Kahlil Gibran has a story: In a big city there were many dogs, and one dog was a philosopher. Rarely does such a disease happen to dogs, but once in a while, for a change, there are exceptions. He continuously preached from morning till night to every dog, "Because of your barking our whole doghood loses its dignity; otherwise we are the highest animals in the world. Just stop barking unnecessarily."
The dogs were always very thankful for his advice, but said, "What to do? A strange urge arises — seeing a postman, or a sannyasin, or a policeman, anybody in uniform." Dogs are very much against uniforms. They seem to be very free thinkers. They don't want people to be in a crowd, they want everybody to be individual, themselves.
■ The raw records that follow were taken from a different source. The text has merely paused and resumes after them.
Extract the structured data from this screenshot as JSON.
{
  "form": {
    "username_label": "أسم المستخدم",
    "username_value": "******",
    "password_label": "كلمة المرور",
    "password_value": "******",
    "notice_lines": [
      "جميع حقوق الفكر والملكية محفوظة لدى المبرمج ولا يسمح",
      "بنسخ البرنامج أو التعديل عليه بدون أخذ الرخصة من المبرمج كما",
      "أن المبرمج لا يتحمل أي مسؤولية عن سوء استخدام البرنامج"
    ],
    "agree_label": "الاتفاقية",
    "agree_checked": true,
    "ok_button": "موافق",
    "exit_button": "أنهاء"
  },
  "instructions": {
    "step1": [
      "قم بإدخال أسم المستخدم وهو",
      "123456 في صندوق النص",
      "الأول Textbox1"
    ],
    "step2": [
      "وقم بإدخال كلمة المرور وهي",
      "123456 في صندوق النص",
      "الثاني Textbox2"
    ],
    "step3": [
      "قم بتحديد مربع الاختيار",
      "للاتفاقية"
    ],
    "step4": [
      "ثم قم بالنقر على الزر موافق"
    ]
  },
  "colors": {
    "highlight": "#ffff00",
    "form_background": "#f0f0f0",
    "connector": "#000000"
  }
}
Everybody respected the philosopher dog. He was thought to be the wisest ever born of their species. He never barked. But one night, a dark night, the other dogs decided, "He has been preaching for years and nobody listens; it makes us so ashamed. At least to give him peace, one night we should try to stop barking — just for one night. It is going to be difficult, but we will hide in dark corners of streets, in dark groves and keep control. It is only a question of a few hours and in the morning we will be free to bark."
The philosopher went around and he could not meet any dog.
He could not believe: "Where have all the dogs disappeared to?" And there was such a silence and nobody for him to teach, and suddenly a great urge to bark arose in him. Now he knew why he was not barking — because from morning to night, all his energy was involved in teaching; there was no time nor energy to bark. And in front of everybody else how could he bark — against his own philosophy?
But now there were no other dogs, so the question of preaching was not there. Neither was there any witness that he was barking against his own wisdom. So he walked and barked as much as he could, because it was a lifelong repressed feeling. Nobody had ever heard such barking; he went almost crazy. All the dogs of the city who were hiding here and there slowly, slowly gathered by his side.
And when they saw that their philosopher himself was barking there was an explosion: thousands of dogs were barking. And for the first time the philosopher felt his humbleness — that he too is a dog, and he was unnecessarily harassing others and harassing himself.
The religions have done the same to man: they have harassed themselves and their followers into all kinds of self-torture, into all kinds of unnaturalness. They have given them the greed to be great saints. They have given them the greed that they will be a beloved of God if they follow certain principles. Nobody follows! All people have back doors in their lives.
At the front door you will meet one person, and at the back door you will meet somebody else — at the back door he will be more natural. At the front door or in the sitting room the person is a gentleman, or a lady, hiding everything natural. But Zen wants you to be natural and not split; the front door and back door should not be two doors.
You should have only one face, your own original face. And you should be grateful that nature has given you a tremendous opportunity to be creative, to be loving, to be silent, to be able to know the ultimate source of life. Nothing more can be asked. And everything is so easy if you simply drop your egoistic idea of being special.